_DESCRIPTION OF THE TASK_
The records that follow are to be repeated exactly, without any pictures.
..........
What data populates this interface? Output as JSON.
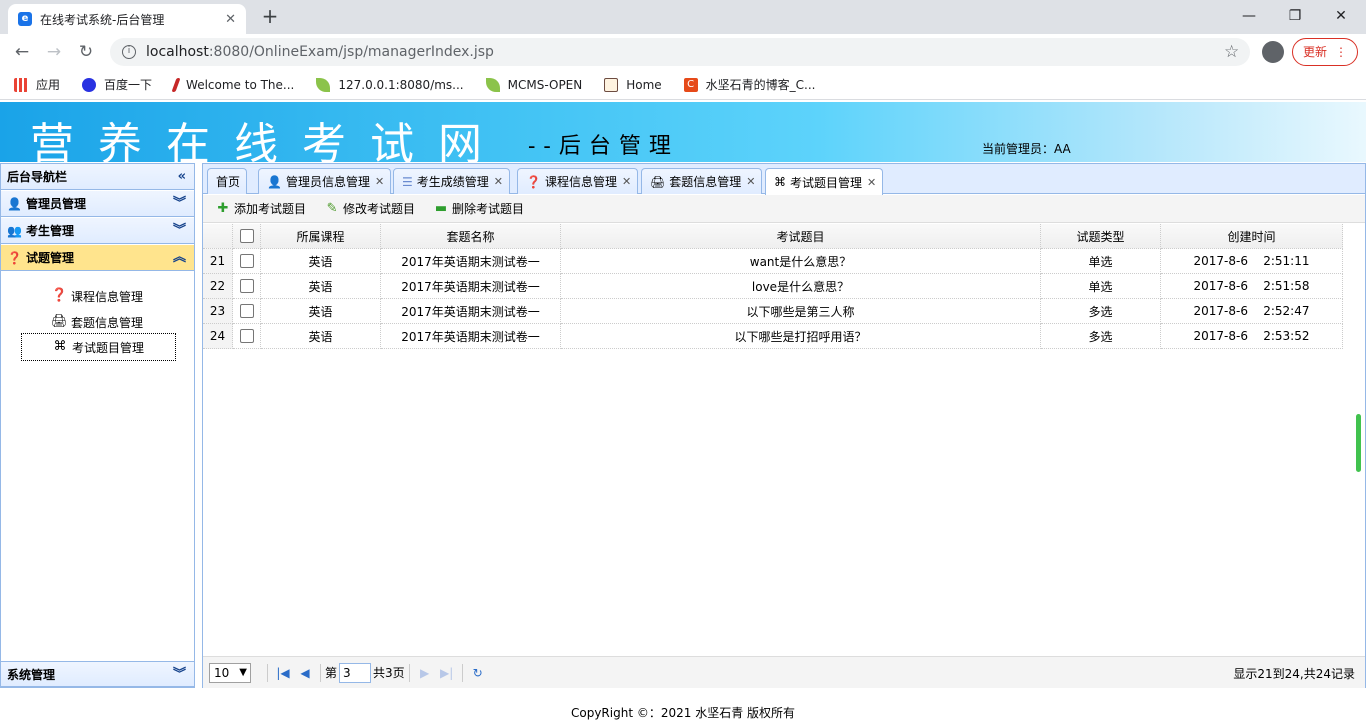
{
  "browser": {
    "tab_title": "在线考试系统-后台管理",
    "url_host": "localhost",
    "url_rest": ":8080/OnlineExam/jsp/managerIndex.jsp",
    "update_label": "更新",
    "bookmarks": [
      {
        "label": "应用",
        "color": "#ea4335"
      },
      {
        "label": "百度一下",
        "color": "#2932e1"
      },
      {
        "label": "Welcome to The...",
        "color": "#c62828"
      },
      {
        "label": "127.0.0.1:8080/ms...",
        "color": "#8bc34a"
      },
      {
        "label": "MCMS-OPEN",
        "color": "#8bc34a"
      },
      {
        "label": "Home",
        "color": "#6d4c41"
      },
      {
        "label": "水坚石青的博客_C...",
        "color": "#e64a19"
      }
    ]
  },
  "header": {
    "title": "营养在线考试网",
    "subtitle": "--后台管理",
    "admin": "当前管理员：AA"
  },
  "sidebar": {
    "title": "后台导航栏",
    "groups": [
      {
        "label": "管理员管理"
      },
      {
        "label": "考生管理"
      },
      {
        "label": "试题管理"
      }
    ],
    "items": [
      {
        "label": "课程信息管理"
      },
      {
        "label": "套题信息管理"
      },
      {
        "label": "考试题目管理"
      }
    ],
    "system": "系统管理"
  },
  "tabs": [
    {
      "label": "首页"
    },
    {
      "label": "管理员信息管理"
    },
    {
      "label": "考生成绩管理"
    },
    {
      "label": "课程信息管理"
    },
    {
      "label": "套题信息管理"
    },
    {
      "label": "考试题目管理"
    }
  ],
  "toolbar": {
    "add": "添加考试题目",
    "edit": "修改考试题目",
    "delete": "删除考试题目"
  },
  "grid": {
    "columns": [
      "所属课程",
      "套题名称",
      "考试题目",
      "试题类型",
      "创建时间"
    ],
    "rows": [
      {
        "no": "21",
        "course": "英语",
        "set": "2017年英语期末测试卷一",
        "question": "want是什么意思？",
        "type": "单选",
        "time": "2017-8-6    2:51:11"
      },
      {
        "no": "22",
        "course": "英语",
        "set": "2017年英语期末测试卷一",
        "question": "love是什么意思？",
        "type": "单选",
        "time": "2017-8-6    2:51:58"
      },
      {
        "no": "23",
        "course": "英语",
        "set": "2017年英语期末测试卷一",
        "question": "以下哪些是第三人称",
        "type": "多选",
        "time": "2017-8-6    2:52:47"
      },
      {
        "no": "24",
        "course": "英语",
        "set": "2017年英语期末测试卷一",
        "question": "以下哪些是打招呼用语？",
        "type": "多选",
        "time": "2017-8-6    2:53:52"
      }
    ]
  },
  "pager": {
    "page_size": "10",
    "page_prefix": "第",
    "page_value": "3",
    "page_total": "共3页",
    "info": "显示21到24,共24记录"
  },
  "footer": "CopyRight ©：2021 水坚石青 版权所有"
}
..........
_RESPONSE AREA_
What data populates this interface? Output as JSON.
{
  "browser": {
    "tab_title": "在线考试系统-后台管理",
    "url_host": "localhost",
    "url_rest": ":8080/OnlineExam/jsp/managerIndex.jsp",
    "update_label": "更新",
    "bookmarks": [
      {
        "label": "应用",
        "color": "#ea4335"
      },
      {
        "label": "百度一下",
        "color": "#2932e1"
      },
      {
        "label": "Welcome to The...",
        "color": "#c62828"
      },
      {
        "label": "127.0.0.1:8080/ms...",
        "color": "#8bc34a"
      },
      {
        "label": "MCMS-OPEN",
        "color": "#8bc34a"
      },
      {
        "label": "Home",
        "color": "#6d4c41"
      },
      {
        "label": "水坚石青的博客_C...",
        "color": "#e64a19"
      }
    ]
  },
  "header": {
    "title": "营养在线考试网",
    "subtitle": "--后台管理",
    "admin": "当前管理员：AA"
  },
  "sidebar": {
    "title": "后台导航栏",
    "groups": [
      {
        "label": "管理员管理"
      },
      {
        "label": "考生管理"
      },
      {
        "label": "试题管理"
      }
    ],
    "items": [
      {
        "label": "课程信息管理"
      },
      {
        "label": "套题信息管理"
      },
      {
        "label": "考试题目管理"
      }
    ],
    "system": "系统管理"
  },
  "tabs": [
    {
      "label": "首页"
    },
    {
      "label": "管理员信息管理"
    },
    {
      "label": "考生成绩管理"
    },
    {
      "label": "课程信息管理"
    },
    {
      "label": "套题信息管理"
    },
    {
      "label": "考试题目管理"
    }
  ],
  "toolbar": {
    "add": "添加考试题目",
    "edit": "修改考试题目",
    "delete": "删除考试题目"
  },
  "grid": {
    "columns": [
      "所属课程",
      "套题名称",
      "考试题目",
      "试题类型",
      "创建时间"
    ],
    "rows": [
      {
        "no": "21",
        "course": "英语",
        "set": "2017年英语期末测试卷一",
        "question": "want是什么意思？",
        "type": "单选",
        "time": "2017-8-6    2:51:11"
      },
      {
        "no": "22",
        "course": "英语",
        "set": "2017年英语期末测试卷一",
        "question": "love是什么意思？",
        "type": "单选",
        "time": "2017-8-6    2:51:58"
      },
      {
        "no": "23",
        "course": "英语",
        "set": "2017年英语期末测试卷一",
        "question": "以下哪些是第三人称",
        "type": "多选",
        "time": "2017-8-6    2:52:47"
      },
      {
        "no": "24",
        "course": "英语",
        "set": "2017年英语期末测试卷一",
        "question": "以下哪些是打招呼用语？",
        "type": "多选",
        "time": "2017-8-6    2:53:52"
      }
    ]
  },
  "pager": {
    "page_size": "10",
    "page_prefix": "第",
    "page_value": "3",
    "page_total": "共3页",
    "info": "显示21到24,共24记录"
  },
  "footer": "CopyRight ©：2021 水坚石青 版权所有"
}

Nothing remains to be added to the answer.